Having only recently started touching on the Holocaust and his family connections to it, O’Toole asked: “How much was that a shadow over your own consciousness?” Sanders told the journalist that “it made me do my best to fight against all forms of racism and bigotry that exist”. He continued, noting that “it pains me very much to see demagogues like Trump try and divide people up”.

Saunders also credits his working-class upbringing for providing him with an understanding of the effect of money and a lack of money on your life. He explained that “life expectancy is declining in the US right now”, with the rise of “diseases of despair”, notably drugs, alcoholism and suicide, while medical costs are a major factor in bankruptcy rates.

Sanders tells O’Toole about his involvement in the civil rights movement and the anti-war movement in the Vietnam War, a “devastating war” for his generation, he draws connections to the current political climate. He asserts, “This so-called bipartisan policy has been wrong and wrong”, citing American involvement in Iraq, Afghanistan and Chile and criticising the country’s $900 billion military budget.

As the protestors’ sirens and chants gradually make their way into the hall, O’Toole asks about the Senator’s lack of interest in “protest for protest’s sake”. Sanders explains that “politics is more complicated than protesting, change never takes place without years of struggle”.

Sanders fundamentally maintains that the “political system is corrupt in the US”, adding that “it takes a huge amount of money to get elected”. It is from this basis that he defines himself as “proudly independent”, while being the longest-serving independent in American congressional history. In his analysis of the state of American politics, Sanders feels that both the Republicans and the Democrats have been corrupted by “big money”, albeit from different sources. The House of Representatives is “dysfunctional”, in his view, whilst the public is “politically divided”.

O’Toole drove the conversation to the “trap of the two-party system”, asking how the Senator morally navigated the choice of “critically support[ing] Biden”. Sanders acknowledged that “it’s a difficult path to walk down”, recalling his decision not to run in 2016: “I did not want to see Trump get elected by splitting the vote”. Despite having worked together on the American Rescue Plan during the pandemic, Sanders remains critical of President Biden. Sanders stressed that he is “working hard to change his [Biden’s] stance on Israel”.

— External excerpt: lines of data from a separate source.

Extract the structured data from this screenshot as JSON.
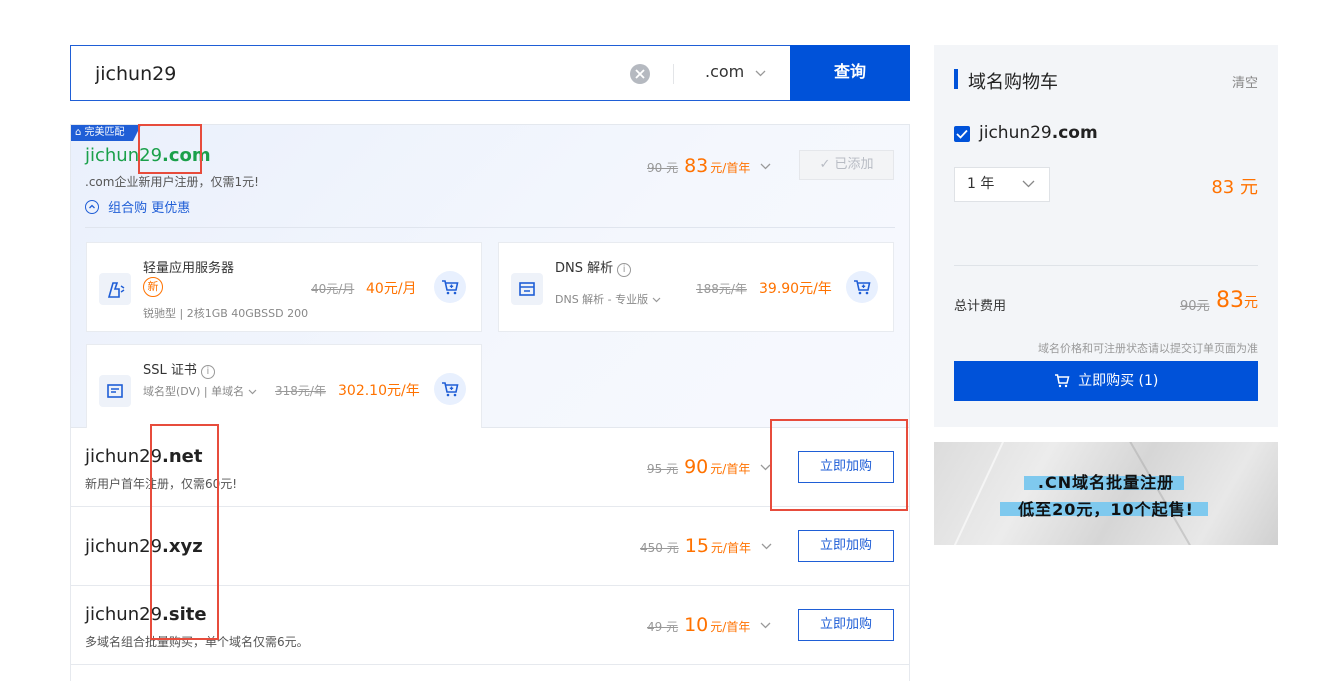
{
  "search": {
    "value": "jichun29",
    "suffix": ".com",
    "button": "查询"
  },
  "match": {
    "badge": "完美匹配",
    "name": "jichun29",
    "tld": ".com",
    "desc": ".com企业新用户注册，仅需1元!",
    "old_price": "90 元",
    "price": "83",
    "unit": "元/首年",
    "added_label": "已添加",
    "combo_link": "组合购 更优惠"
  },
  "products": [
    {
      "name": "轻量应用服务器",
      "tag": "新",
      "spec": "锐驰型 | 2核1GB 40GBSSD 200",
      "old": "40元/月",
      "price": "40元/月",
      "icon": "server-icon"
    },
    {
      "name": "DNS 解析",
      "spec": "DNS 解析 - 专业版",
      "old": "188元/年",
      "price": "39.90元/年",
      "icon": "dns-icon"
    },
    {
      "name": "SSL 证书",
      "spec": "域名型(DV) | 单域名",
      "old": "318元/年",
      "price": "302.10元/年",
      "icon": "certificate-icon"
    }
  ],
  "rows": [
    {
      "name": "jichun29",
      "tld": ".net",
      "desc": "新用户首年注册，仅需60元!",
      "old": "95 元",
      "price": "90",
      "unit": "元/首年",
      "button": "立即加购"
    },
    {
      "name": "jichun29",
      "tld": ".xyz",
      "desc": "",
      "old": "450 元",
      "price": "15",
      "unit": "元/首年",
      "button": "立即加购"
    },
    {
      "name": "jichun29",
      "tld": ".site",
      "desc": "多域名组合批量购买，单个域名仅需6元。",
      "old": "49 元",
      "price": "10",
      "unit": "元/首年",
      "button": "立即加购"
    }
  ],
  "cart": {
    "title": "域名购物车",
    "clear": "清空",
    "domain_name": "jichun29",
    "domain_tld": ".com",
    "year": "1 年",
    "price": "83 元",
    "total_label": "总计费用",
    "total_old": "90元",
    "total_new": "83",
    "total_unit": "元",
    "notice": "域名价格和可注册状态请以提交订单页面为准",
    "buy_button": "立即购买 (1)"
  },
  "banner": {
    "line1": ".CN域名批量注册",
    "line2": "低至20元，10个起售!"
  },
  "colors": {
    "primary": "#0052d9",
    "price": "#ff7200",
    "match_green": "#1aa04a",
    "annotation": "#e74c3c"
  }
}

Looking towards the upcoming presidential election in November this year, Sanders pledges that “I will do my best to defeat Trump, understanding that Biden has not by any means done what I want him to do”. Nevertheless, the Senator stresses that, “Trump is not a typical candidate, it is a debate over whether the US remains a functioning democracy”.

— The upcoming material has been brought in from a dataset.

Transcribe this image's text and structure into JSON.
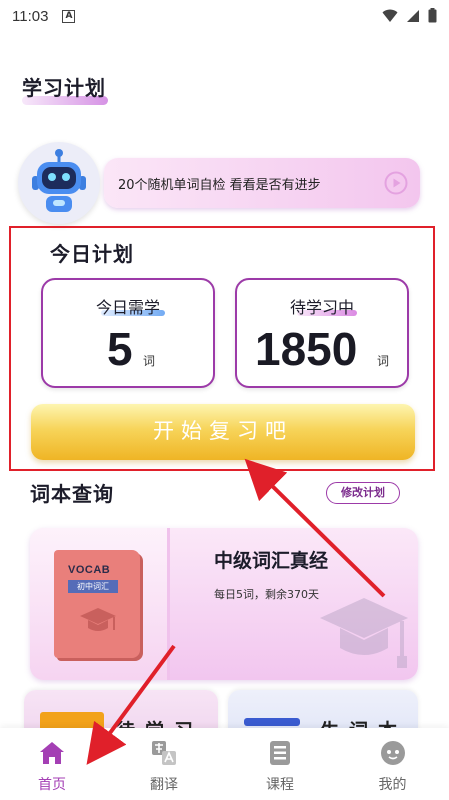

Following two audience questions, posed by O’Toole, a protester stood and questioned why Sanders would not call for a ceasefire in Palestine. The woman then strode through the central aisle further questioning the Senator, prompting O’Toole to call on her to calm down, saying “let him answer the question”.

Although the Senator initially said “I’m not going to answer the question because I don’t like people disrupting me”, he continued, arguing that “I’ve led the effort in the Senate to try and end this war”. He continued, explaining that “I’ve talked about my views on Gaza and I’ve done everything I can”. Sanders tells O’Toole that what is happening is “a horror”, saying that he has “nightmares every night”. He further states that “my dream would be if tomorrow the president woke up to what the people actually want”.